    2003-07-31 10:43:00  tallama [View]

    Hi, this is the author.

    Yes, I agree it would be wonderful if everyone who wanted to program could go to college and learn all this stuff as they worked their way to their CS degree. It would also be wonderful if the texts you mentioned were understandable for those people who don't already have CS degrees.

    The idea here is to get people to a point where they can poke around a bit and discover things on their own. I am a firm believer that the best way to learn how to do almost anything on your computer is to read/be told/whatever the basics, and then explore and learn the more advanced things as you go. It's not holistic, but then what is, really?

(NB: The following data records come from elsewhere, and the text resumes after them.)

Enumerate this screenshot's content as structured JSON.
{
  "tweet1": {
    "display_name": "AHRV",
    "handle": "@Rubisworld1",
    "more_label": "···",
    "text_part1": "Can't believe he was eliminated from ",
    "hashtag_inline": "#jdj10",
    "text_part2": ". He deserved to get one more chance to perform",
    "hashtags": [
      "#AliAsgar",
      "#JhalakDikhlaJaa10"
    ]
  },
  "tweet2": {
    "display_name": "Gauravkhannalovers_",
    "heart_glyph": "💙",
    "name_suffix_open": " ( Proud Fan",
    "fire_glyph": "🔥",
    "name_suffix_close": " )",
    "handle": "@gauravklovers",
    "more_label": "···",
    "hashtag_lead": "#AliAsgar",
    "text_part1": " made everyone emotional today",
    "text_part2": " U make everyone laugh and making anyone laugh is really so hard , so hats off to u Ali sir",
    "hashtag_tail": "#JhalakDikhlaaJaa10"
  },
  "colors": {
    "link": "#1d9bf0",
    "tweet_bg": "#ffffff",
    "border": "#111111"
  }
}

    If these tutorials don't help you, that's fine; don't read them. But from the other comments here I hope you can acknowledge that many other people have been looking for just such an approach, and that's why this tutorial is a good idea; people want it. If you're not one of those people, that's fine, but that doesn't mean that no one wants it. (Don't fall into the common CompSci trap of believing that everyone's needs and wants are yours).